> _Task prompt_: Search the entries for the word "precip" and copy each line that has it.

************

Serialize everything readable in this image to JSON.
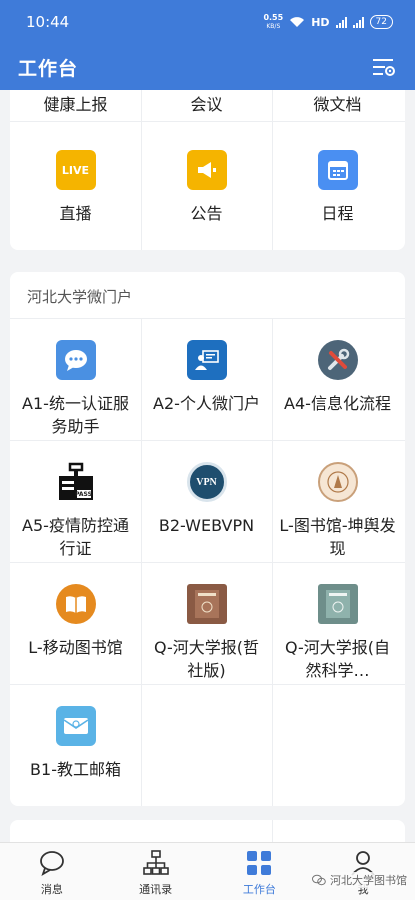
{
  "status_bar": {
    "time": "10:44",
    "net_speed": "0.55",
    "net_unit": "KB/S",
    "hd": "HD",
    "battery": "72"
  },
  "app_bar": {
    "title": "工作台"
  },
  "section_top": {
    "items": [
      {
        "label": "健康上报"
      },
      {
        "label": "会议"
      },
      {
        "label": "微文档"
      },
      {
        "label": "直播",
        "icon_text": "LIVE"
      },
      {
        "label": "公告"
      },
      {
        "label": "日程"
      }
    ]
  },
  "section_portal": {
    "title": "河北大学微门户",
    "items": [
      {
        "label": "A1-统一认证服务助手"
      },
      {
        "label": "A2-个人微门户"
      },
      {
        "label": "A4-信息化流程"
      },
      {
        "label": "A5-疫情防控通行证",
        "icon_text": "PASS"
      },
      {
        "label": "B2-WEBVPN",
        "icon_text": "VPN"
      },
      {
        "label": "L-图书馆-坤舆发现"
      },
      {
        "label": "L-移动图书馆"
      },
      {
        "label": "Q-河大学报(哲社版)"
      },
      {
        "label": "Q-河大学报(自然科学…"
      },
      {
        "label": "B1-教工邮箱"
      }
    ]
  },
  "tabbar": {
    "tabs": [
      {
        "label": "消息"
      },
      {
        "label": "通讯录"
      },
      {
        "label": "工作台"
      },
      {
        "label": "我"
      }
    ],
    "active_index": 2
  },
  "watermark": "河北大学图书馆",
  "colors": {
    "primary": "#3f7bd9",
    "live_yellow": "#f5b400",
    "notice_yellow": "#f5b400",
    "calendar_blue": "#4a8ff2",
    "chat_blue": "#4a90e2"
  }
}
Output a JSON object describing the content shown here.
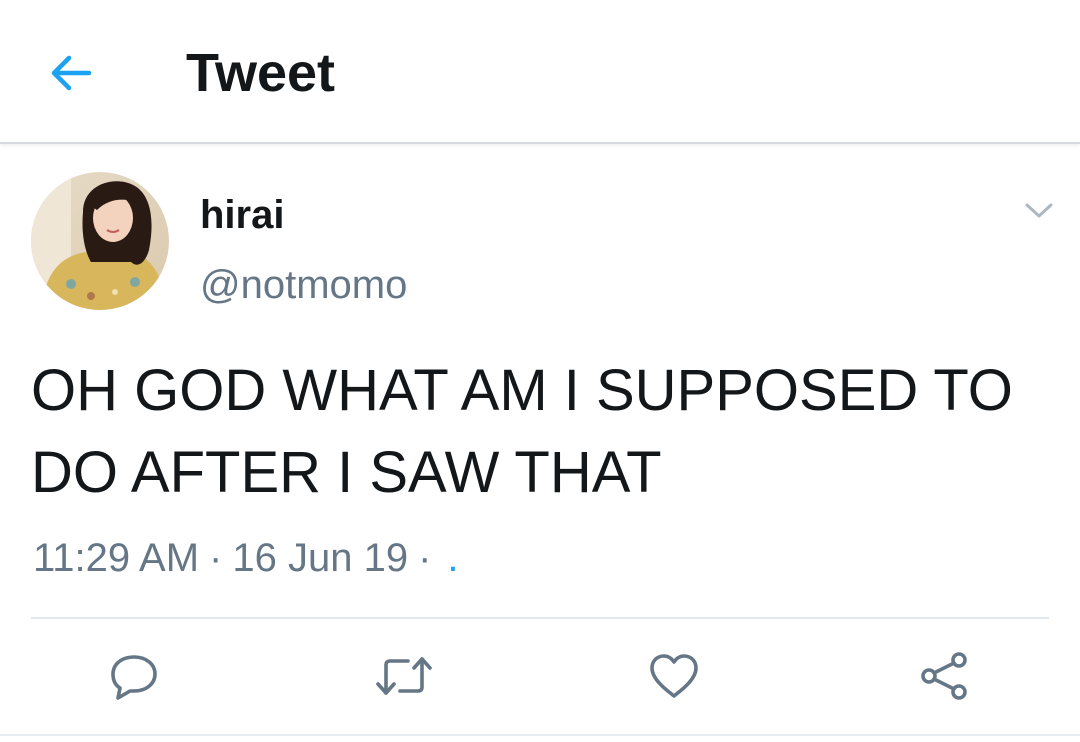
{
  "header": {
    "title": "Tweet",
    "back_icon": "arrow-left-icon"
  },
  "tweet": {
    "author": {
      "display_name": "hirai",
      "handle": "@notmomo",
      "avatar_icon": "profile-photo"
    },
    "text": "OH GOD WHAT AM I SUPPOSED TO DO AFTER I SAW THAT",
    "time": "11:29 AM",
    "separator": "·",
    "date": "16 Jun 19",
    "source": "."
  },
  "actions": [
    {
      "name": "reply",
      "icon": "speech-bubble-icon"
    },
    {
      "name": "retweet",
      "icon": "retweet-icon"
    },
    {
      "name": "like",
      "icon": "heart-icon"
    },
    {
      "name": "share",
      "icon": "share-icon"
    }
  ],
  "colors": {
    "accent": "#1da1f2",
    "text": "#14171a",
    "secondary_text": "#657786",
    "divider": "#e1e8ed"
  }
}
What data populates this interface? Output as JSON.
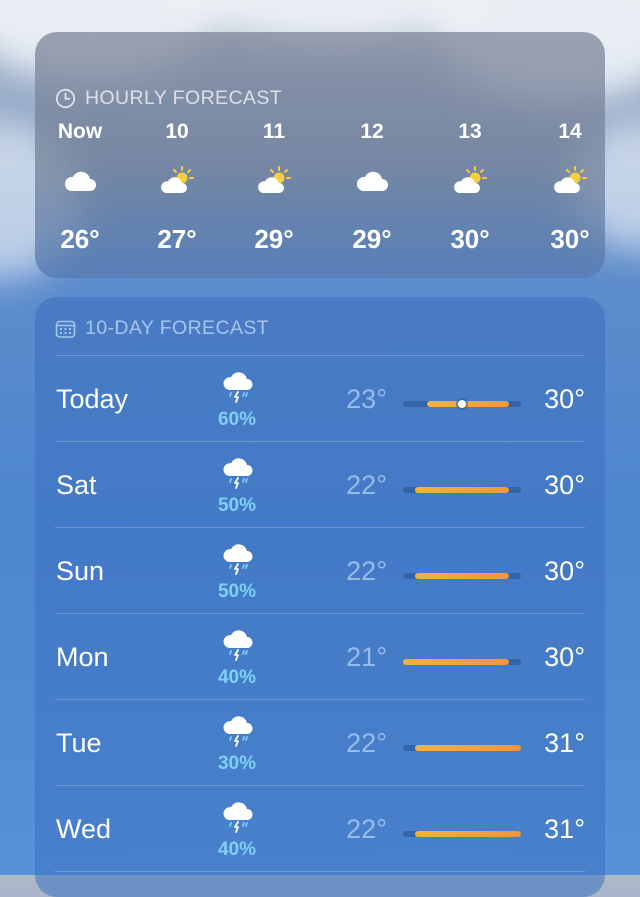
{
  "hourly": {
    "header": "HOURLY FORECAST",
    "items": [
      {
        "time": "Now",
        "icon": "cloud-icon",
        "temp": "26°"
      },
      {
        "time": "10",
        "icon": "partly-sunny-icon",
        "temp": "27°"
      },
      {
        "time": "11",
        "icon": "partly-sunny-icon",
        "temp": "29°"
      },
      {
        "time": "12",
        "icon": "cloud-icon",
        "temp": "29°"
      },
      {
        "time": "13",
        "icon": "partly-sunny-icon",
        "temp": "30°"
      },
      {
        "time": "14",
        "icon": "partly-sunny-icon",
        "temp": "30°"
      }
    ]
  },
  "daily": {
    "header": "10-DAY FORECAST",
    "range_min": 21,
    "range_max": 31,
    "current_temp": 26,
    "days": [
      {
        "day": "Today",
        "icon": "cloud-rain-lightning-icon",
        "precip": "60%",
        "low": "23°",
        "high": "30°",
        "low_value": 23,
        "high_value": 30,
        "current": true
      },
      {
        "day": "Sat",
        "icon": "cloud-rain-lightning-icon",
        "precip": "50%",
        "low": "22°",
        "high": "30°",
        "low_value": 22,
        "high_value": 30
      },
      {
        "day": "Sun",
        "icon": "cloud-rain-lightning-icon",
        "precip": "50%",
        "low": "22°",
        "high": "30°",
        "low_value": 22,
        "high_value": 30
      },
      {
        "day": "Mon",
        "icon": "cloud-rain-lightning-icon",
        "precip": "40%",
        "low": "21°",
        "high": "30°",
        "low_value": 21,
        "high_value": 30
      },
      {
        "day": "Tue",
        "icon": "cloud-rain-lightning-icon",
        "precip": "30%",
        "low": "22°",
        "high": "31°",
        "low_value": 22,
        "high_value": 31
      },
      {
        "day": "Wed",
        "icon": "cloud-rain-lightning-icon",
        "precip": "40%",
        "low": "22°",
        "high": "31°",
        "low_value": 22,
        "high_value": 31
      }
    ]
  },
  "colors": {
    "bar_start": "#efb245",
    "bar_end": "#f0963c",
    "precip": "#7fd0f6",
    "sun": "#f6cd3c"
  }
}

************

> _Output of the exercise_:
        "precip": "60%",
        "precip": "50%",
        "precip": "50%",
        "precip": "40%",
        "precip": "30%",
        "precip": "40%",
    "precip": "#7fd0f6",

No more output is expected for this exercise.